There can be a large gap between rhetoric and reality. On the basis of [Fico’s] rhetoric we would expect any Fico-led government to mean Slovakia will turn from a staunch supporter of the Western coalition’s stance on Ukraine to become pro-Putin. However, if Fico does become prime minister two factors might have a significant impact. Firstly, any government will be a coalition government involving the Hlas (Voice) party. Peter Pellegrini, the leader of Hlas, has stressed he doesn’t want a change in Slovakia’s geopolitical orientation. Forming a coalition would provide a justification for making the reality of a Fico government’s foreign policy different from the campaign rhetoric. Secondly, Robert Fico’s primary interests are in domestic politics. His priorities are to deliver for his base, his financial backers, and associates. He may just be happy for Slovakia to take a back seat, stress that a small country like Slovakia has very little influence anyway in NATO and the E.U., and focus his energies on domestic politics.
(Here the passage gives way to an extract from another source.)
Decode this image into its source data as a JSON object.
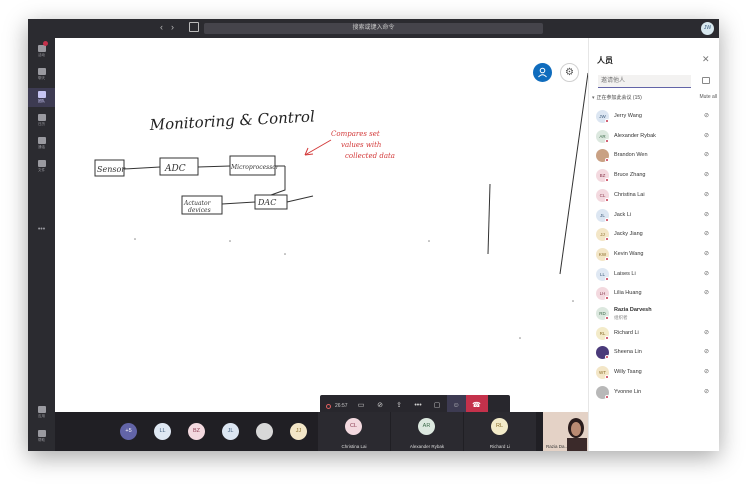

Taking these two points together, therefore, suggests that caution is in order in interpreting the Slovak elections as any sort of decisive game-changer in terms of Western support for Ukraine, either at the mass level or the elite level. If Fico does become prime minister in the weeks ahead, he won’t be the first NATO leader opposed to providing military support to Ukraine (see: Hungary’s Victor Orbán), nor is he likely to be the last. But for now, the biggest impact of the 2023 Slovak parliamentary elections is likely to be felt in Slovakia – as voters watch to see how the next government tackles domestic issues such as inflation, corruption, energy prices, and populism.